Several groups, including Students for Palestine, Australians for Palestine, the Federation of Australian Muslim Students and Youth, and the Palestine Community Association, came together to organize against these war criminals. Around 200 persons attended a lively, loud and angry demonstration outside the Park Hyatt. We displayed a sample of items banned from entering Gaza due to the siege, to highlight the basic necessities that people in Gaza are denied. Speeches spoke of the apartheid nature of Israel and the reality of living under occupation. Melbourne-based pro-Palestinian hip hop group The Brothahood performed songs about life under occupation, and racism in Australia. We carried placards reading: “Silvan Shalom: Minister for Land Theft,” “Ehud Olmert: War Criminal,” and “Gillard Why do you support genocide?” We also took inspiration from the Iraqi shoe thrower Muntazer al-Zaidi and hurled shoes over the police line.
We publicly announced we were moving to a side entrance, which we found open and under-policed. Several of us then decided to enter the hotel. Police rushed in to break up the demonstration with pepper spray, something that has not happened at a demonstration in Australia for nearly a decade. At least three persons were taken to hospital for treatment. This unprecedented police response highlights the lengths the Australian state will go to defend their support for Israel.

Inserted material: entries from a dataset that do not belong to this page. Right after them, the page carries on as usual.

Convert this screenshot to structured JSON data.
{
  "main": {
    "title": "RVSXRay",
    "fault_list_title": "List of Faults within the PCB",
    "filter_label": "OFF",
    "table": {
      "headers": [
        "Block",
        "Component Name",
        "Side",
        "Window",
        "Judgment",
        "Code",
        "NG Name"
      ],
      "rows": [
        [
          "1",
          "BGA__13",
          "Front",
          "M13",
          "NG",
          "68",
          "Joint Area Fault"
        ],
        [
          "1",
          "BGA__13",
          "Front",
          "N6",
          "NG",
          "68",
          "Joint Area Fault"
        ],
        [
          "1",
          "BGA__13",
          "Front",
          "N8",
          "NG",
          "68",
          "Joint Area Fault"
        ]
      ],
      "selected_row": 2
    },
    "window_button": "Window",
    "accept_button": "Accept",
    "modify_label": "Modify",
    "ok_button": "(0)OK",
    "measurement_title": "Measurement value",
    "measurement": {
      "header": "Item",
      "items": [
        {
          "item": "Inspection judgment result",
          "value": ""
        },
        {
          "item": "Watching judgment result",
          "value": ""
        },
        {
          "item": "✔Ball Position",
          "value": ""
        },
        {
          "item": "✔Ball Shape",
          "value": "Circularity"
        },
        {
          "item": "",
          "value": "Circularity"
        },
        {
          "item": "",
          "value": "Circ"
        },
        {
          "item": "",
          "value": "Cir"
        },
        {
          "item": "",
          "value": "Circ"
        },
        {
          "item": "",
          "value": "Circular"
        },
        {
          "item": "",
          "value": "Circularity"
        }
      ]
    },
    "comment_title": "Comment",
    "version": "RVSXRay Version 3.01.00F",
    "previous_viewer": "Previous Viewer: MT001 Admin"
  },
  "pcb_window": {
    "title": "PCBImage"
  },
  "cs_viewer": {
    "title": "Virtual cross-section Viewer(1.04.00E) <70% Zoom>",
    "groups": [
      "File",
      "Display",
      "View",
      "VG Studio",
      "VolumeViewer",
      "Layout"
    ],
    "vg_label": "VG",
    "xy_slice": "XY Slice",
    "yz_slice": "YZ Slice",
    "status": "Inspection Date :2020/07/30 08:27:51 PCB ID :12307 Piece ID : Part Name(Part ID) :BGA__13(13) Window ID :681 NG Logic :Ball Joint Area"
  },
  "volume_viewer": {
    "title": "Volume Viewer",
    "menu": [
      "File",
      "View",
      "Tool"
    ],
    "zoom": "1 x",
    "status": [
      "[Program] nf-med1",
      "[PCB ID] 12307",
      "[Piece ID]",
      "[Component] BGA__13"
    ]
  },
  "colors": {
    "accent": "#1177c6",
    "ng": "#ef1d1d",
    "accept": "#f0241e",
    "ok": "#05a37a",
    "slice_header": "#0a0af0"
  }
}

As reported in The Jerusalem Post, at the dinner Gillard, supposedly of the left of the Australian Labor Party, ignored the protests and reaffirmed her support for Israel. “As I said during [the invasion of Gaza last winter], and I say again tonight, Australia supports Israel’s right to self-defense and its right to self-determination … Australia’s government was a champion for the establishment of the State of Israel in 1948. Our commitment to Israel’s security has not wavered since that time. It’s why we opposed the referral of the Goldstone report to the UN General Assembly.”
Australia’s support for war crimes, something the UN-sponsored and -endorsed Goldstone report found Israel committed, is what the protest was opposing. The protest was to show the world that there are people in Australia who oppose Israel’s attacks on Gaza, the increasing of illegal settlements and the construction of the apartheid wall; that there are people who want to see the right of self-determination for the Palestinians. We oppose our government’s continuing support of Israel in the face of these atrocities. A bit of pepper spray will not deter us — it is nothing in comparison to the horrors Palestinians face every day.
Gaza Freedom March less than one month away
The Gaza Freedom March that will take place in Gaza on 31 December is an historic initiative to break the siege that has imprisoned the 1.5 million people who live there. Conceived in the spirit of Mahatma Gandhi, Nelson Mandela and nonviolent resistance to injustice worldwide, the march will gather people from all over the world to march — hand in hand — with the people of Gaza to demand that the Israelis open the borders. [MORE] Find a March near you.